From the buoyed entrance channel in the Gulf of Panama (Pacific side), the Prinsendam traveled 8.2 miles up the channel to the Miraflores locks, passing under the Bridge of the Americas. We did this during the morning darkness. The Prinsendam lifted anchor about 4:45 AM.
During the early morning start toward the locks, the crew set up stations with coffee, hot tea and “Panama Rolls”; delicious pastries filled with sweet cream cheese.
The two-stage Miraflores lock system, including the approach wall is 1.1 miles long, with a total lift of 54 feet at mid-tide.
An early morning view of the Miraflores locks as we approached. Notice the neon arrow directing the ship to the proper lane.
Kay said the arrow looked like an old Bar sign. If it were only flashing!
Inside the Miraflores locks
The artificial Miraflores Lake is the next stage, 1.0 miles along and 54 feet above sea level. Here you can see the lake beyond the gates which are opening. It is just now becoming daylight.
This photo shows some of the work being done on the new lock expansion project which is underway. This is the area where the new locks will enter Miraflores Lake beyond the current Miraflores locks. The new locks are expected to be operational in 2014. They will allow much larger ships to transit the Canal.
The single-stage Pedro Miguel lock, which is 0.8 miles long is the last part of the ascent with a lift of 31 feet up to the main level of the canal.
Here is one of the “mules”, the locomotives which attach to the ships and their purpose is not to pull the ship through the canal but to ensure that the ship stays centered in the canal. The ship actually moves through the canal under its own power. The current “mules” cost $2.2 million each.
The Gaillard *Culebra) Cut slices 7.8 miles through the contented divide at an altitude of 85 feet, and passes under the Centennial Bridge.
The Chagres River, a natural waterway enhanced by the damming of Lake Gatun, runs west about 5.3 miles, merging into Lake Gatun.
Gatun Lake, an artificial lake that was formed by building the Gatun Dam, carries vessels 15.0 miles across the isthmus.
The Gatun locks, a three-stage flight of locks 1.2 miles long, drop ships back down to sea level.
The workers still use a row boat to bring the rope to the ship which then hauls the 1 inch steel cable which is connected to the “mule”.
This view from the stern shows another freighter behind us, just waiting for us to clear this lock so it may descend.
This was an interesting photo. This ship was in the lane beside us, all ships this morning were transiting from the Pacific to the Atlantic ocean. It appears the ship is on the railway and about to take a rollercoaster ride!
This photo illustrates the lock operation. We have just passed through the locks and are now at sea level. They are in the process of closing.
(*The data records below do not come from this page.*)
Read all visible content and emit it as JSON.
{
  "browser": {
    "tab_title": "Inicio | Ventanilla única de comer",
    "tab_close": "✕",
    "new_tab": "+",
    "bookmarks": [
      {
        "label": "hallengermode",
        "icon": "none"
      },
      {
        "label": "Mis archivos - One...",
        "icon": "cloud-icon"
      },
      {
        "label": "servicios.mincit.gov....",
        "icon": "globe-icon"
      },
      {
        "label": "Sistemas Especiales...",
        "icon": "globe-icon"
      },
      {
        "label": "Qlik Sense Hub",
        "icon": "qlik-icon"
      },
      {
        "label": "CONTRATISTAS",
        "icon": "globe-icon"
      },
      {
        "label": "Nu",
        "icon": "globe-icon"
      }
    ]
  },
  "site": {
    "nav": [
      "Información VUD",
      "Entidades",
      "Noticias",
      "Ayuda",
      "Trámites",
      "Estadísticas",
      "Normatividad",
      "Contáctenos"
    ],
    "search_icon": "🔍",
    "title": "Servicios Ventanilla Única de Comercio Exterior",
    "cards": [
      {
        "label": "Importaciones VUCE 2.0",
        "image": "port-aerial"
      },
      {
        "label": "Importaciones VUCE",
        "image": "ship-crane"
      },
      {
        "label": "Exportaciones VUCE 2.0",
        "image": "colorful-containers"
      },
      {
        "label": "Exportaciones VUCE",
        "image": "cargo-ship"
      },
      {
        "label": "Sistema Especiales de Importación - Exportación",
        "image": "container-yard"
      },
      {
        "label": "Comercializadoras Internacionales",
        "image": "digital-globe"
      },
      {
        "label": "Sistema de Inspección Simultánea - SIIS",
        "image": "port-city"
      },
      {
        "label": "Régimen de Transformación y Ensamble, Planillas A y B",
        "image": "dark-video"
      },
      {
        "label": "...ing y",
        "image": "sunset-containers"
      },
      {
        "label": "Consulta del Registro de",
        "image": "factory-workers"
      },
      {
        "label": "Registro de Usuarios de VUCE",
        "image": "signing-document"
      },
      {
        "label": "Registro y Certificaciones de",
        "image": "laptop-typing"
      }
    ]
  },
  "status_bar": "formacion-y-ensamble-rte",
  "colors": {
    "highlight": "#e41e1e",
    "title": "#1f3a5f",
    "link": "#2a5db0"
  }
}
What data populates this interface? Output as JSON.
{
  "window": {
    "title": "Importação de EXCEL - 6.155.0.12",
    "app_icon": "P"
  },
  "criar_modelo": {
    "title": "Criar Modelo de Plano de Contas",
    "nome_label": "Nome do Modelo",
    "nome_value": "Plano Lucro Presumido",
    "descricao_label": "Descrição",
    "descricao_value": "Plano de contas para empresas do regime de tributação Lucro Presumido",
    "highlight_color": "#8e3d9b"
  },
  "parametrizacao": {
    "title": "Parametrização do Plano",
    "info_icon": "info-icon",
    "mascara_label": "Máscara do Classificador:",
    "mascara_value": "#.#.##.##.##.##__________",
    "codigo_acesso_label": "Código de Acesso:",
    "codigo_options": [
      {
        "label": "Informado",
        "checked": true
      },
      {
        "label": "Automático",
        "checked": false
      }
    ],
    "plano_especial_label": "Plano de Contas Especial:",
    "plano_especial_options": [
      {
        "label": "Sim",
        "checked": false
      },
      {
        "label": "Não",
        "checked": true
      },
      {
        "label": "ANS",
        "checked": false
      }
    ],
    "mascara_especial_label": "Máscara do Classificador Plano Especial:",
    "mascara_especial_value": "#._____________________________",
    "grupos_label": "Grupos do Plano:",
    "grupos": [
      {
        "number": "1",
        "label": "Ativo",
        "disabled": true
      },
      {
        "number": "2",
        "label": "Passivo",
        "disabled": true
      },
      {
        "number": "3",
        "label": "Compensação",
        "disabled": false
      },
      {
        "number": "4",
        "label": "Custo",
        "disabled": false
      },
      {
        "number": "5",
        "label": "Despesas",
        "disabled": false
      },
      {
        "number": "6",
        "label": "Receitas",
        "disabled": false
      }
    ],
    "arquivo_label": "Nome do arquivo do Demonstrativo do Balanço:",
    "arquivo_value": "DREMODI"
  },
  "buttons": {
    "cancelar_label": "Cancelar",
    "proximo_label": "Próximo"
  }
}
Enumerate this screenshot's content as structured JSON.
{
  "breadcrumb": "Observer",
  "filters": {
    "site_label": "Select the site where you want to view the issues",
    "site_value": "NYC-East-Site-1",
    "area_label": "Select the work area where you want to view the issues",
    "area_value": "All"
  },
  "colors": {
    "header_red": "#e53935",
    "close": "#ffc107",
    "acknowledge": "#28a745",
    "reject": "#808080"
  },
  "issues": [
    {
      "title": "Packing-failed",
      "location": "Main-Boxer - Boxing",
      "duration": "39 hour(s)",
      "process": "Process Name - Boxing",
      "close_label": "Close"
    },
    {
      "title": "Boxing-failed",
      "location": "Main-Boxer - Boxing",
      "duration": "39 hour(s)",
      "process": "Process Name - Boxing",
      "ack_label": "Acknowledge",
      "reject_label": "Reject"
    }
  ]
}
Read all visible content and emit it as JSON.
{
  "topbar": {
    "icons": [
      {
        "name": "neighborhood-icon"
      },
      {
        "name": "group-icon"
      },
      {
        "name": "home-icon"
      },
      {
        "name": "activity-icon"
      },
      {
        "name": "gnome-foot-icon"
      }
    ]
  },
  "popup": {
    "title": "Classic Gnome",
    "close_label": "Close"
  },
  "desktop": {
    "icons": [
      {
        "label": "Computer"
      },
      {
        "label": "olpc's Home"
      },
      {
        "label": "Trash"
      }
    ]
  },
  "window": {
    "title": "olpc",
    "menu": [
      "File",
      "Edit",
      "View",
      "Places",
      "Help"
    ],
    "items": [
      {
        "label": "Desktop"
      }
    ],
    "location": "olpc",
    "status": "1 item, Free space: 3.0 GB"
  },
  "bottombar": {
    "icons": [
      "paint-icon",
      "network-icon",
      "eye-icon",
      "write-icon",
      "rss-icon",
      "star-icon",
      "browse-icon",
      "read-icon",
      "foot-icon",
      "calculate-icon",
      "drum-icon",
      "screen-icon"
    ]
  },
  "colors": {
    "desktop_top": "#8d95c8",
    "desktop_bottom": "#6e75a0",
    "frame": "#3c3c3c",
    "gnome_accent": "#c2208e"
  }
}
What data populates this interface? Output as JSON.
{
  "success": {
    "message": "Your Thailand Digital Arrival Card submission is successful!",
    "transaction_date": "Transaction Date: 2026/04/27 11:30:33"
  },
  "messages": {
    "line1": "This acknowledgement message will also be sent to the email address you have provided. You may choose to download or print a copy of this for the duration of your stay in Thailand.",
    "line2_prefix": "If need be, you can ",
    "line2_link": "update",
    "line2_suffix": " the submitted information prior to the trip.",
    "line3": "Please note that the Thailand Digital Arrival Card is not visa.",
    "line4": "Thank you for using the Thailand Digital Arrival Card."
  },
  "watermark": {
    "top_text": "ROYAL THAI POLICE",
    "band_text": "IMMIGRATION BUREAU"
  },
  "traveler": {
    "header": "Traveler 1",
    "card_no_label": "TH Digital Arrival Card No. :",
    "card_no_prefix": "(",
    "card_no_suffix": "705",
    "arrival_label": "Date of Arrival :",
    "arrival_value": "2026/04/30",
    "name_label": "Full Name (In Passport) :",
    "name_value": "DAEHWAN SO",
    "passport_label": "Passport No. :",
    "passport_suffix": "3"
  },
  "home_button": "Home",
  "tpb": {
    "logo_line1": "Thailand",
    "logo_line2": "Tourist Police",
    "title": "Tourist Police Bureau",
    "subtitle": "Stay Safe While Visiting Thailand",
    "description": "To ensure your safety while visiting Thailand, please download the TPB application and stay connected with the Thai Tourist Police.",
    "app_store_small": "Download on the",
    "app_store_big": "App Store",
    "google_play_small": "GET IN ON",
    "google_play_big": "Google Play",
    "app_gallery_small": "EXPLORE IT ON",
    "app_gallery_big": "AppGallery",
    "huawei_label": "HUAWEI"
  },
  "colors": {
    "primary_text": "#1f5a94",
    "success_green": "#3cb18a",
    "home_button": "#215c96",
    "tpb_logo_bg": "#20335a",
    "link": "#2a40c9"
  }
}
This photo shows an empty lock between the Prinsendam and a freighter which is just entering the canal at sea level to continue on to the Atlantic. A 2.0 mile channel forms the approach to the locks from the Atlantic side.
Limon Bay, a huge natural harbor, provides an anchorage for some ships awaiting passage, and runs 5.4 miles to the outer breakwater. There were dozens of ships waiting to make the transit from the Atlantic to the Pacific. The total length of the canal is about 50 miles.
I don’t know the exact fare for our crossing the canal, but the captain estimated it to be between $150-$200 thousand dollars.
I apologize for not posting sooner. We have been quite busy with the canal crossing and getting ready for our soon to arrive departure on the 12th. We have had a great week. We had the honor of having Firmin Van Walle, the Hotel Manager join our table for lunch during the Mariner Luncheon. Firmin is the number two man onboard the ship, behind the captain. The captain is responsible for the physical well being of the ship and Firmin is responsible for everything relating to the guests. This includes overseeing all food services, entertainment, rooms, and front office. It was very enjoyable and informative to have some one on one time with him.
We had our luggage delivered to the room this afternoon and have begun the arduous process of packing for the return home. It has gone well and we should be ready for departure early Saturday morning. Until then, we arrive in Aruba tomorrow and Kay and I are touring the island with another couple by taxi. Hopefully I will have time to post some photos.
Oh, for those of you in Soleil, I will get the weather station updating as soon as possible. I apologize for it being down for the past two weeks. I honestly was surprised that it lasted almost two months with any intervention. See you all soon.